● **Task description**:
For every line in the entries that contains "this", show the whole line.

--- Data records Enclosed Below ---

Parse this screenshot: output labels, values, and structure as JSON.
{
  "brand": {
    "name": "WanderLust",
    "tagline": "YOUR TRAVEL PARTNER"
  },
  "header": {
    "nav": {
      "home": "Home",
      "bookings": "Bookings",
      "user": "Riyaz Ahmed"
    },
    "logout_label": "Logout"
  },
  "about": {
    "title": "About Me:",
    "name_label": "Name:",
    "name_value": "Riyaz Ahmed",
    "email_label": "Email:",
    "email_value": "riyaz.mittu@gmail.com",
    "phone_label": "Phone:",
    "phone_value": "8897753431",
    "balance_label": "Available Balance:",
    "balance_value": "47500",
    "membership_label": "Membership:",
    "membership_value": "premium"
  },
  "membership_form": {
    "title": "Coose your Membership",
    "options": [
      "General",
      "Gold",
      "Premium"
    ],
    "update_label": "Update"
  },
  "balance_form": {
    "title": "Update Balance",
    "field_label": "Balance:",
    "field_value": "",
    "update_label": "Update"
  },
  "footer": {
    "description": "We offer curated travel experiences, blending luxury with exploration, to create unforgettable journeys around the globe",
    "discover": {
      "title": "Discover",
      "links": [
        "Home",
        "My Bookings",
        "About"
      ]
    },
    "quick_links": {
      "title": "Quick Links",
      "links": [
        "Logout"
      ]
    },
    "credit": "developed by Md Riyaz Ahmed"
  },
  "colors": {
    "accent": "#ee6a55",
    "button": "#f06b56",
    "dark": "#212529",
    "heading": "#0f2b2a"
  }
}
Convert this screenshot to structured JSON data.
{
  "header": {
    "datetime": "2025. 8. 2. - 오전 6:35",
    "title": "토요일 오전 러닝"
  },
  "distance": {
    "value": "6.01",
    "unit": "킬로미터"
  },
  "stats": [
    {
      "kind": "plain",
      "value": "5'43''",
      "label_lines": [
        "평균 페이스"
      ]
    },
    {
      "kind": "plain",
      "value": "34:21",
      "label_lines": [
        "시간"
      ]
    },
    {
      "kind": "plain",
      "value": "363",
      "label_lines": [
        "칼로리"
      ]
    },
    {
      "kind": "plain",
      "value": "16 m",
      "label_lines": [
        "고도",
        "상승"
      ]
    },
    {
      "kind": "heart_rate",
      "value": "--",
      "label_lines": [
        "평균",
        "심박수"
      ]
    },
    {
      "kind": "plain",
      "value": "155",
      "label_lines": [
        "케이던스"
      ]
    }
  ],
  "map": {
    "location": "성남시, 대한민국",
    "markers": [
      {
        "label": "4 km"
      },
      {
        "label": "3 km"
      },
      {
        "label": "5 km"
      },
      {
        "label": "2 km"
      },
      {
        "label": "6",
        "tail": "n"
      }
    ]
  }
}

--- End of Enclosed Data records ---

● **Output of the exercise**:
Parse this screenshot: output labels, values, and structure as JSON.
Convert this screenshot to structured JSON data.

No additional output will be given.